MANILA, Philippines – The head of a foreign man was dumped on a remote southern Philippine island on Monday, April 25, authorities said, hours after a ransom deadline passed for two Canadians and a Norwegian held hostage by the Abu Sayyaf militant group.
Police sources said that two men riding a motorcycle threw a wrapped object to a group of young men about to play basketball in a street corner in Barangay Walled City in Jolo, Sulu at past 7:35 pm Monday.
Policemen conducting patrol in the area alerted investigators, who eventually discovered the plastic bag to be containing the head of a foreigner.
"We found a head in a plastic bag," provincial police chief Wilfredo Cayat told Agence France-Presse.
He said the head belonged to a Caucasian man, but emphasized it was impossible to immediately identify. The local police chief issued a report to journalists with similar details.
Gunmen kidnapped 4 individuals – 3 foreigners and one Filipina – from a resort in Samal Island, Davao del Norte, in September 2015.
Six weeks after the abduction, Abu Sayyaf gunmen released a video on social media of their hostages held in a jungle setting demanding P1 billion ($21 million) each for the safe release of the three foreigners.
The men were forced to beg on camera for their lives, and similar videos were posted over several months in which the hostages looked increasingly frail.
In the most recent video, Ridsdel, a retiree in his late 60s, said he would be killed on April 25 if a ransom of P300 million was not paid.
The beheading happened on the day President Benigno Aquino III ordered military troops to intensify their operations against the kidnappers in Sulu.
The Abu Sayyaf is also believed to be holding a Dutch bird watcher kidnapped in 2012, and has been blamed for abducting 18 Indonesian and Malaysian sailors from tugboats near the southern Philippines over the past month.
The Abu Sayyaf is a small group of Islamic militants listed by the United States as a terrorist organization that operates from Jolo and nearby islands.
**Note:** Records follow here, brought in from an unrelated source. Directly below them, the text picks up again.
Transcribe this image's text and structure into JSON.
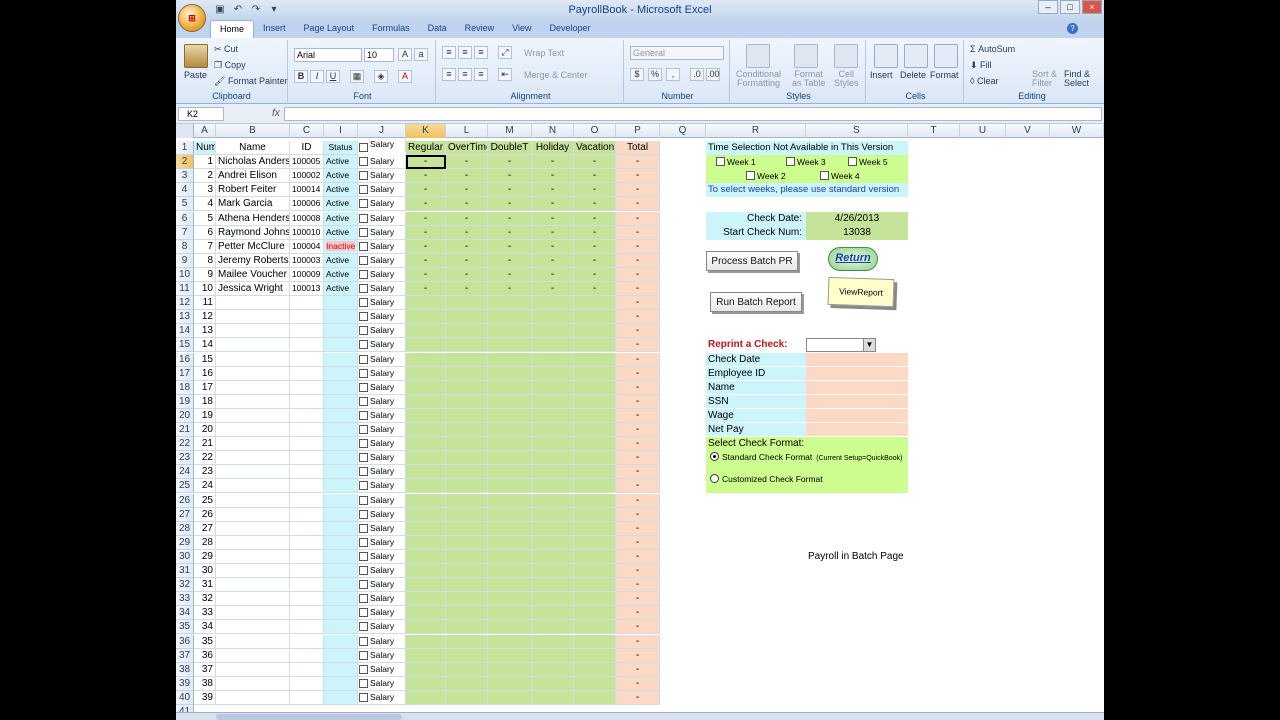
{
  "window": {
    "title": "PayrollBook - Microsoft Excel",
    "office_button": "⊞"
  },
  "ribbon": {
    "tabs": [
      "Home",
      "Insert",
      "Page Layout",
      "Formulas",
      "Data",
      "Review",
      "View",
      "Developer"
    ],
    "active_tab": "Home",
    "clipboard": {
      "paste": "Paste",
      "cut": "Cut",
      "copy": "Copy",
      "format_painter": "Format Painter",
      "label": "Clipboard"
    },
    "font": {
      "name": "Arial",
      "size": "10",
      "bold": "B",
      "italic": "I",
      "underline": "U",
      "label": "Font"
    },
    "alignment": {
      "wrap_text": "Wrap Text",
      "merge_center": "Merge & Center",
      "label": "Alignment"
    },
    "number": {
      "format": "General",
      "currency": "$",
      "percent": "%",
      "comma": ",",
      "label": "Number"
    },
    "styles": {
      "conditional": "Conditional\nFormatting",
      "format_table": "Format\nas Table",
      "cell_styles": "Cell\nStyles",
      "label": "Styles"
    },
    "cells": {
      "insert": "Insert",
      "delete": "Delete",
      "format": "Format",
      "label": "Cells"
    },
    "editing": {
      "autosum": "AutoSum",
      "fill": "Fill",
      "clear": "Clear",
      "sort_filter": "Sort &\nFilter",
      "find_select": "Find &\nSelect",
      "label": "Editing"
    }
  },
  "formula_bar": {
    "name_box": "K2",
    "fx": "fx",
    "value": ""
  },
  "columns": [
    "A",
    "B",
    "C",
    "I",
    "J",
    "K",
    "L",
    "M",
    "N",
    "O",
    "P",
    "Q",
    "R",
    "S",
    "T",
    "U",
    "V",
    "W"
  ],
  "selected_column": "K",
  "headers": {
    "num": "Num",
    "name": "Name",
    "id": "ID",
    "status": "Status",
    "salary": "Salary",
    "regular": "Regular",
    "overtime": "OverTime",
    "doublet": "DoubleT",
    "holiday": "Holiday",
    "vacation": "Vacation",
    "total": "Total"
  },
  "employees": [
    {
      "num": "1",
      "name": "Nicholas Anderson",
      "id": "100005",
      "status": "Active",
      "salary": "Salary"
    },
    {
      "num": "2",
      "name": "Andrei Elison",
      "id": "100002",
      "status": "Active",
      "salary": "Salary"
    },
    {
      "num": "3",
      "name": "Robert Feiter",
      "id": "100014",
      "status": "Active",
      "salary": "Salary"
    },
    {
      "num": "4",
      "name": "Mark Garcia",
      "id": "100006",
      "status": "Active",
      "salary": "Salary"
    },
    {
      "num": "5",
      "name": "Athena Henderson",
      "id": "100008",
      "status": "Active",
      "salary": "Salary"
    },
    {
      "num": "6",
      "name": "Raymond Johnson",
      "id": "100010",
      "status": "Active",
      "salary": "Salary"
    },
    {
      "num": "7",
      "name": "Petter McClure",
      "id": "100004",
      "status": "Inactive",
      "salary": "Salary"
    },
    {
      "num": "8",
      "name": "Jeremy Roberts",
      "id": "100003",
      "status": "Active",
      "salary": "Salary"
    },
    {
      "num": "9",
      "name": "Mailee Voucher",
      "id": "100009",
      "status": "Active",
      "salary": "Salary"
    },
    {
      "num": "10",
      "name": "Jessica Wright",
      "id": "100013",
      "status": "Active",
      "salary": "Salary"
    }
  ],
  "empty_row_nums": [
    "11",
    "12",
    "13",
    "14",
    "15",
    "16",
    "17",
    "18",
    "19",
    "20",
    "21",
    "22",
    "23",
    "24",
    "25",
    "26",
    "27",
    "28",
    "29",
    "30",
    "31",
    "32",
    "33",
    "34",
    "35",
    "36",
    "37",
    "38",
    "39"
  ],
  "dash": "-",
  "salary_label": "Salary",
  "time_selection": {
    "title": "Time Selection Not Available in This Version",
    "weeks": [
      "Week 1",
      "Week 3",
      "Week 5",
      "Week 2",
      "Week 4"
    ],
    "note": "To select weeks,  please use standard version"
  },
  "check": {
    "date_label": "Check Date:",
    "date_value": "4/26/2013",
    "start_label": "Start Check Num:",
    "start_value": "13038"
  },
  "buttons": {
    "process": "Process Batch PR",
    "return": "Return",
    "run_report": "Run Batch Report",
    "view_report": "ViewReport"
  },
  "reprint": {
    "title": "Reprint a Check:",
    "fields": [
      "Check Date",
      "Employee ID",
      "Name",
      "SSN",
      "Wage",
      "Net Pay"
    ],
    "format_title": "Select Check Format:",
    "standard": "Standard Check Format",
    "standard_note": "(Current Setup=QuickBook)",
    "customized": "Customized Check Format"
  },
  "page_note": "Payroll in Batch Page",
  "colors": {
    "cyan": "#ccf4fb",
    "green": "#c6e39a",
    "peach": "#fcd9c4",
    "light_green": "#ccfd8e",
    "inactive": "#f6c6cc"
  }
}
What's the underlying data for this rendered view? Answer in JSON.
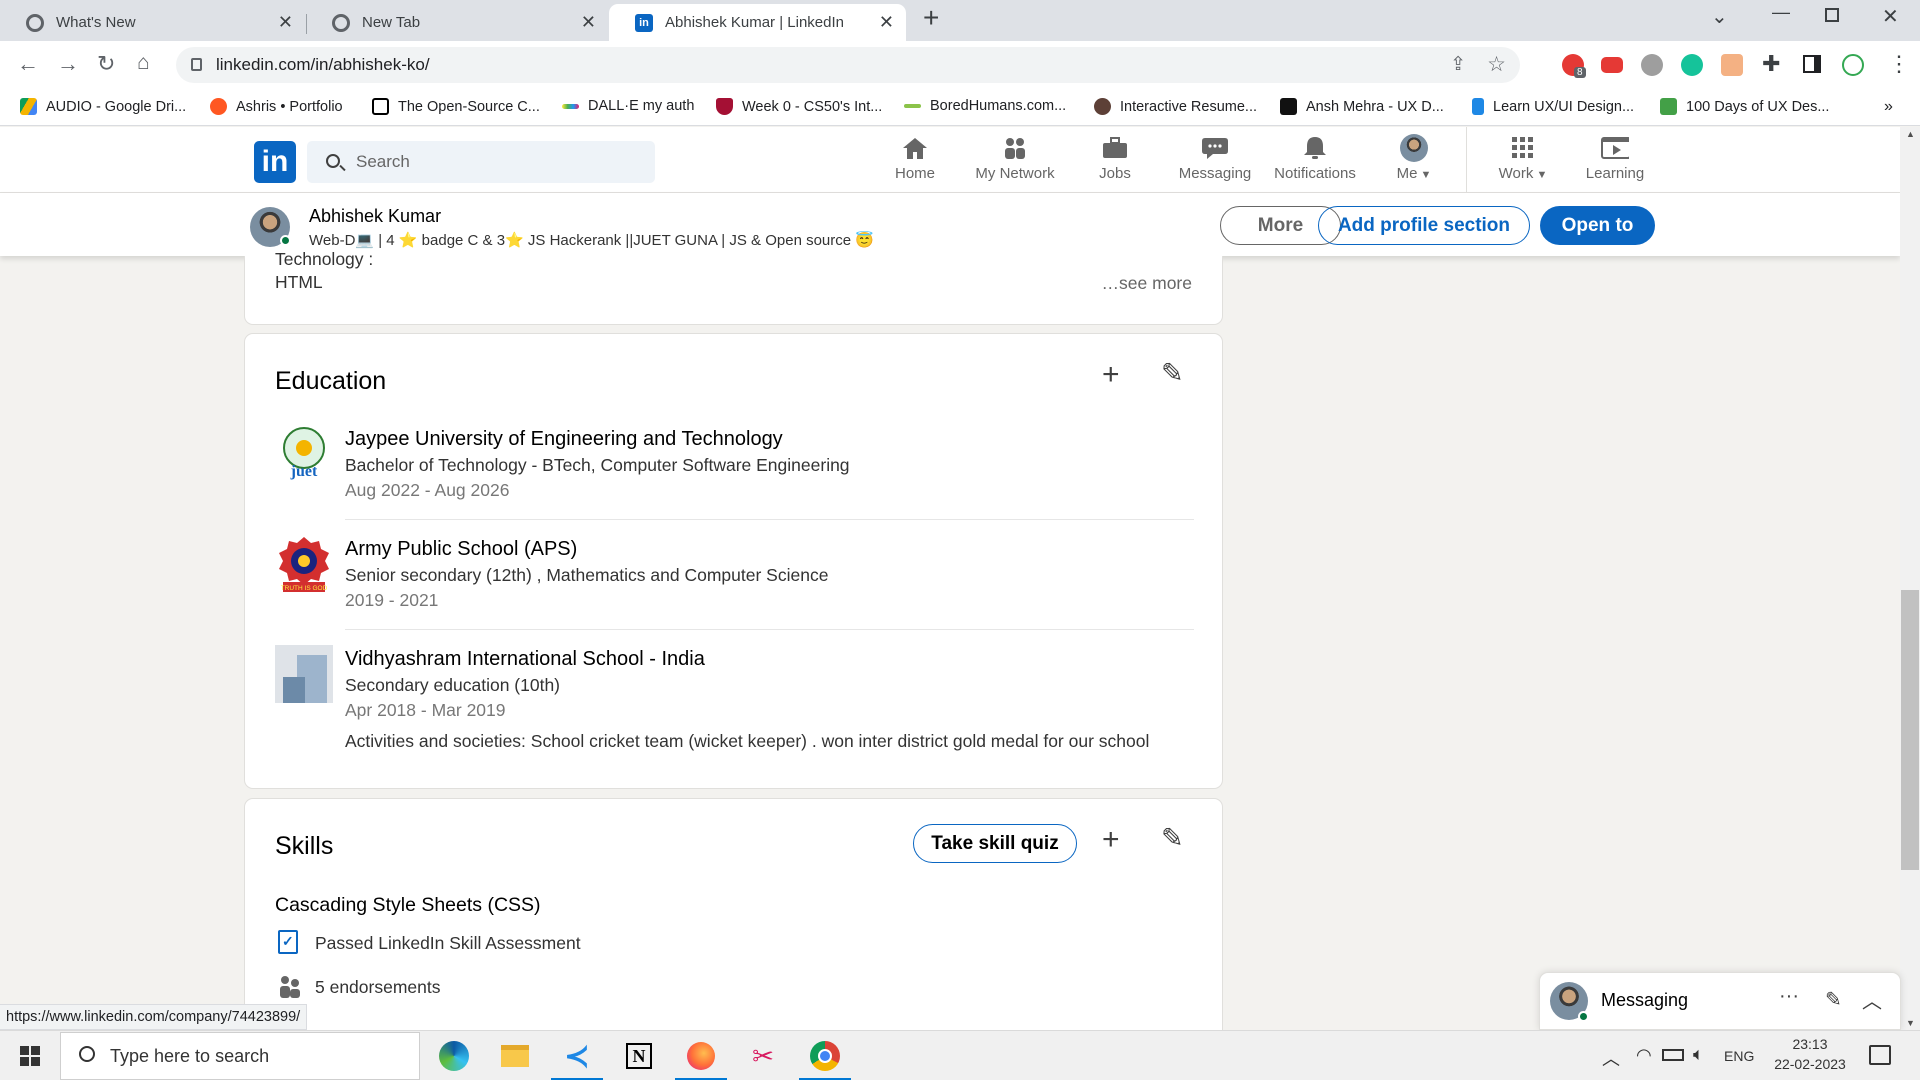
{
  "browser": {
    "tabs": [
      {
        "title": "What's New",
        "active": false
      },
      {
        "title": "New Tab",
        "active": false
      },
      {
        "title": "Abhishek Kumar | LinkedIn",
        "active": true
      }
    ],
    "url": "linkedin.com/in/abhishek-ko/",
    "bookmarks": [
      "AUDIO - Google Dri...",
      "Ashris • Portfolio",
      "The Open-Source C...",
      "DALL·E my auth",
      "Week 0 - CS50's Int...",
      "BoredHumans.com...",
      "Interactive Resume...",
      "Ansh Mehra - UX D...",
      "Learn UX/UI Design...",
      "100 Days of UX Des..."
    ],
    "extension_badge": "8",
    "status_url": "https://www.linkedin.com/company/74423899/"
  },
  "linkedin": {
    "logo": "in",
    "search_placeholder": "Search",
    "nav": [
      {
        "label": "Home",
        "icon": "home-icon"
      },
      {
        "label": "My Network",
        "icon": "network-icon"
      },
      {
        "label": "Jobs",
        "icon": "briefcase-icon"
      },
      {
        "label": "Messaging",
        "icon": "chat-icon"
      },
      {
        "label": "Notifications",
        "icon": "bell-icon"
      },
      {
        "label": "Me",
        "icon": "avatar"
      },
      {
        "label": "Work",
        "icon": "grid-icon"
      },
      {
        "label": "Learning",
        "icon": "play-icon"
      }
    ],
    "profile_bar": {
      "name": "Abhishek Kumar",
      "headline": "Web-D💻 | 4 ⭐ badge C & 3⭐ JS Hackerank ||JUET GUNA | JS & Open source 😇",
      "more": "More",
      "add_section": "Add profile section",
      "open_to": "Open to"
    }
  },
  "about_tail": {
    "line1": "Technology :",
    "line2": "HTML",
    "see_more": "…see more"
  },
  "education": {
    "title": "Education",
    "items": [
      {
        "school": "Jaypee University of Engineering and Technology",
        "degree": "Bachelor of Technology - BTech, Computer Software Engineering",
        "dates": "Aug 2022 - Aug 2026",
        "logo_text": "juet"
      },
      {
        "school": "Army Public School (APS)",
        "degree": "Senior secondary (12th) , Mathematics and Computer Science",
        "dates": "2019 - 2021",
        "logo_text": "TRUTH IS GOD"
      },
      {
        "school": "Vidhyashram International School - India",
        "degree": "Secondary education (10th)",
        "dates": "Apr 2018 - Mar 2019",
        "activities": "Activities and societies: School cricket team (wicket keeper) . won inter district gold medal for our school"
      }
    ]
  },
  "skills": {
    "title": "Skills",
    "quiz_button": "Take skill quiz",
    "items": [
      {
        "name": "Cascading Style Sheets (CSS)",
        "assessment": "Passed LinkedIn Skill Assessment",
        "endorsements": "5 endorsements"
      }
    ]
  },
  "messaging": {
    "title": "Messaging"
  },
  "taskbar": {
    "search_placeholder": "Type here to search",
    "language": "ENG",
    "time": "23:13",
    "date": "22-02-2023"
  },
  "colors": {
    "linkedin_blue": "#0a66c2",
    "page_bg": "#f3f2ef",
    "chrome_tab_bg": "#dee1e6"
  }
}
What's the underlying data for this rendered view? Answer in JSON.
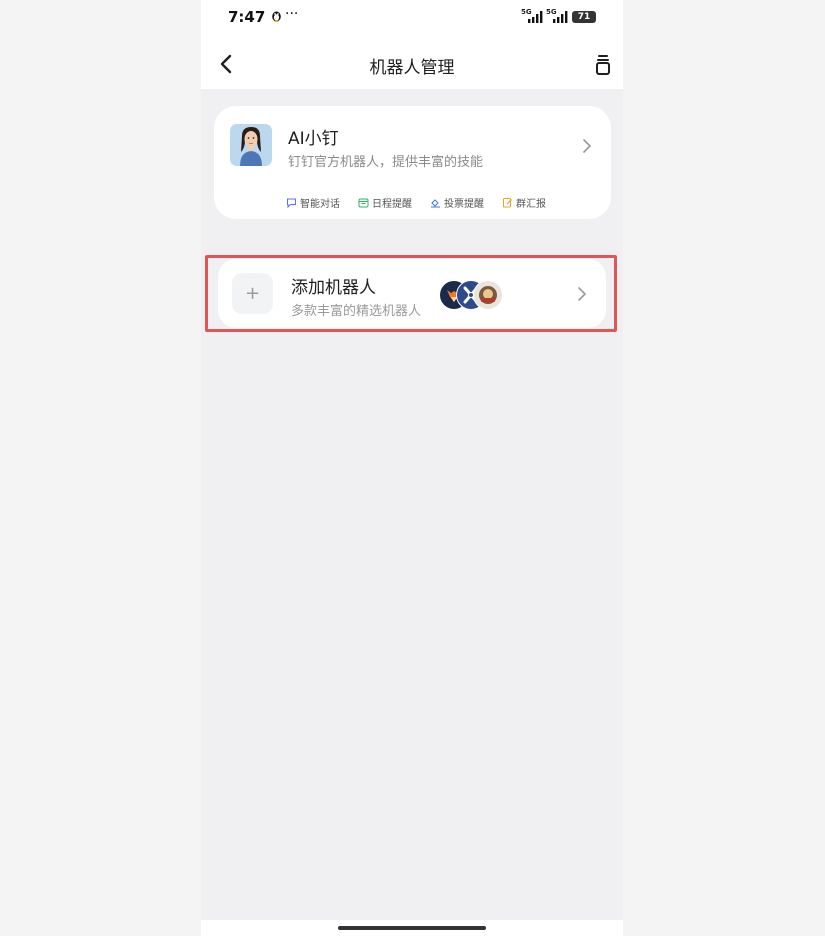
{
  "status_bar": {
    "time": "7:47",
    "dots": "···",
    "net1": "5G",
    "net2": "5G",
    "battery": "71"
  },
  "nav": {
    "title": "机器人管理",
    "back_icon": "chevron-left-icon",
    "right_icon": "cup-icon"
  },
  "ai_card": {
    "title": "AI小钉",
    "description": "钉钉官方机器人，提供丰富的技能",
    "tags": [
      {
        "label": "智能对话",
        "icon": "chat-bubble-icon",
        "color": "#5b6cf0"
      },
      {
        "label": "日程提醒",
        "icon": "calendar-icon",
        "color": "#2bb36a"
      },
      {
        "label": "投票提醒",
        "icon": "vote-icon",
        "color": "#3a7bd5"
      },
      {
        "label": "群汇报",
        "icon": "report-icon",
        "color": "#f0a020"
      }
    ]
  },
  "add_card": {
    "title": "添加机器人",
    "description": "多款丰富的精选机器人",
    "plus": "+"
  },
  "colors": {
    "highlight": "#e05556",
    "background": "#f0f0f3"
  }
}
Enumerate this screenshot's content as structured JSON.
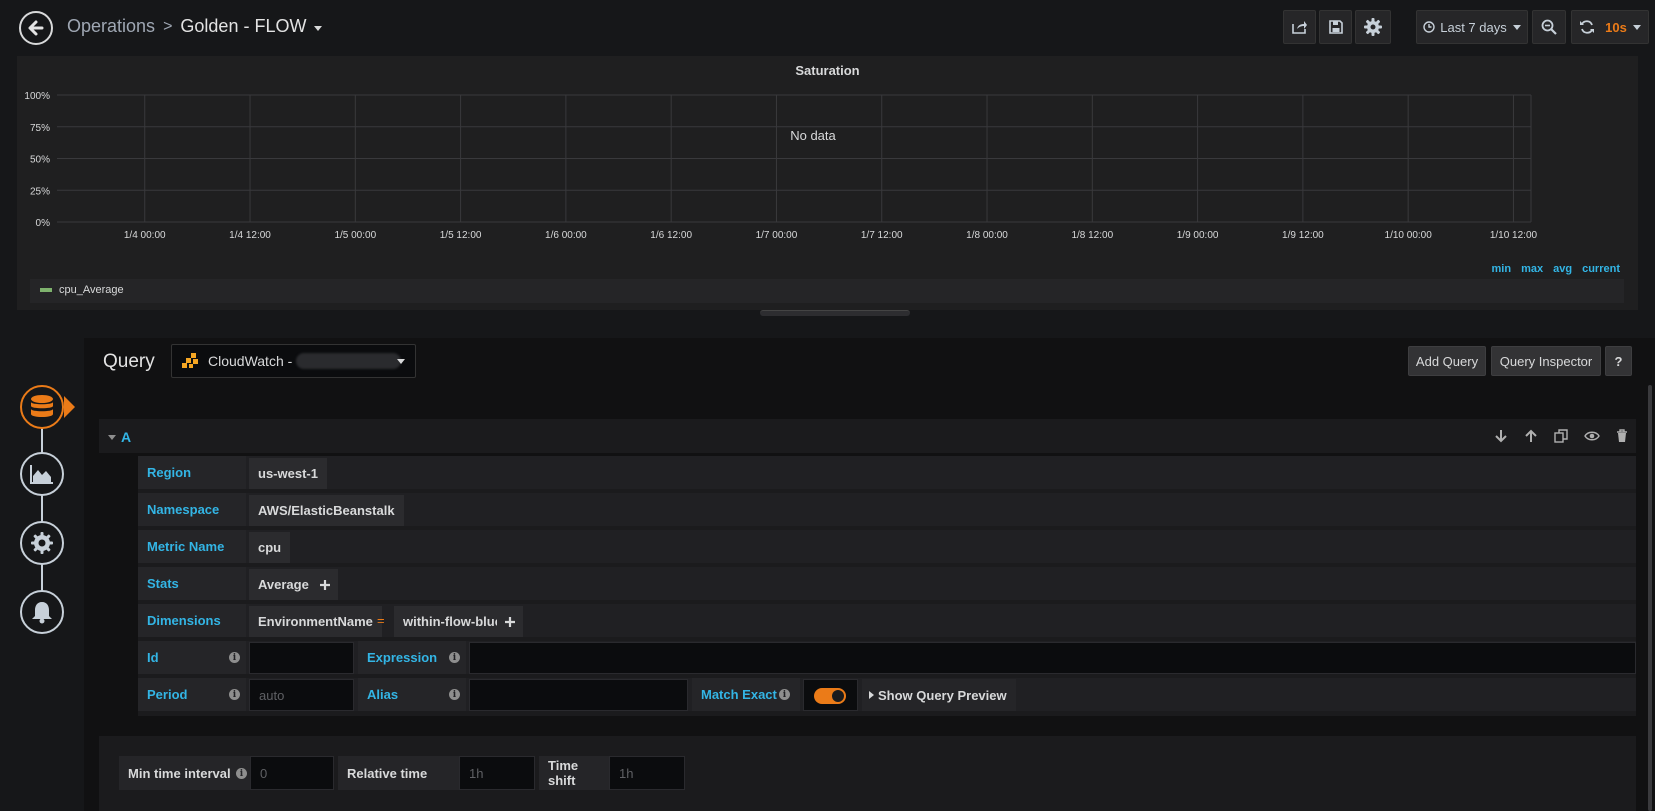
{
  "header": {
    "breadcrumb_parent": "Operations",
    "breadcrumb_separator": ">",
    "dashboard_title": "Golden - FLOW",
    "time_range": "Last 7 days",
    "refresh_interval": "10s"
  },
  "panel": {
    "title": "Saturation",
    "no_data_text": "No data",
    "legend_stats": [
      "min",
      "max",
      "avg",
      "current"
    ]
  },
  "chart_data": {
    "type": "line",
    "title": "Saturation",
    "y_ticks": [
      "100%",
      "75%",
      "50%",
      "25%",
      "0%"
    ],
    "ylim": [
      0,
      100
    ],
    "x_ticks": [
      "1/4 00:00",
      "1/4 12:00",
      "1/5 00:00",
      "1/5 12:00",
      "1/6 00:00",
      "1/6 12:00",
      "1/7 00:00",
      "1/7 12:00",
      "1/8 00:00",
      "1/8 12:00",
      "1/9 00:00",
      "1/9 12:00",
      "1/10 00:00",
      "1/10 12:00"
    ],
    "series": [
      {
        "name": "cpu_Average",
        "values": [],
        "color": "#7eb26d"
      }
    ],
    "grid": true,
    "legend": "bottom"
  },
  "query": {
    "label": "Query",
    "datasource": "CloudWatch -",
    "add_query": "Add Query",
    "query_inspector": "Query Inspector",
    "help": "?",
    "letter": "A",
    "fields": {
      "region_label": "Region",
      "region_value": "us-west-1",
      "namespace_label": "Namespace",
      "namespace_value": "AWS/ElasticBeanstalk",
      "metric_label": "Metric Name",
      "metric_value": "cpu",
      "stats_label": "Stats",
      "stats_value": "Average",
      "dimensions_label": "Dimensions",
      "dimension_key": "EnvironmentName",
      "dimension_operator": "=",
      "dimension_value": "within-flow-blue",
      "id_label": "Id",
      "expression_label": "Expression",
      "period_label": "Period",
      "period_placeholder": "auto",
      "alias_label": "Alias",
      "match_exact_label": "Match Exact",
      "match_exact_on": true,
      "show_preview": "Show Query Preview"
    }
  },
  "options": {
    "min_interval_label": "Min time interval",
    "min_interval_placeholder": "0",
    "relative_time_label": "Relative time",
    "relative_time_placeholder": "1h",
    "time_shift_label": "Time shift",
    "time_shift_placeholder": "1h"
  },
  "icons": {
    "back": "arrow-left-icon",
    "share": "share-icon",
    "save": "save-icon",
    "settings": "gear-icon",
    "clock": "clock-icon",
    "zoom_out": "zoom-out-icon",
    "refresh": "refresh-icon",
    "rail": [
      "database-icon",
      "area-chart-icon",
      "wrench-gear-icon",
      "bell-icon"
    ],
    "row_tools": [
      "arrow-down-icon",
      "arrow-up-icon",
      "duplicate-icon",
      "eye-icon",
      "trash-icon"
    ]
  },
  "colors": {
    "accent": "#eb7b18",
    "link": "#33b5e5",
    "series": "#7eb26d"
  }
}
It is a radical offshoot of a Muslim separatist insurgency in the south of the mainly Catholic Philippines that has claimed more than 100,000 lives since the 1970s.
The Abu Sayyaf's leaders have recently declared allegiance to the Islamic State jihadists that is causing carnage in the Middle East and has carried out deadly attacks in Europe.
However, analysts say the Filippino group is mainly focused on lucrative kidnappings for ransom, rather than waging an ideological war or creating a violent Islamic caliphate. – with reports from Agence France-Presse/Rappler.com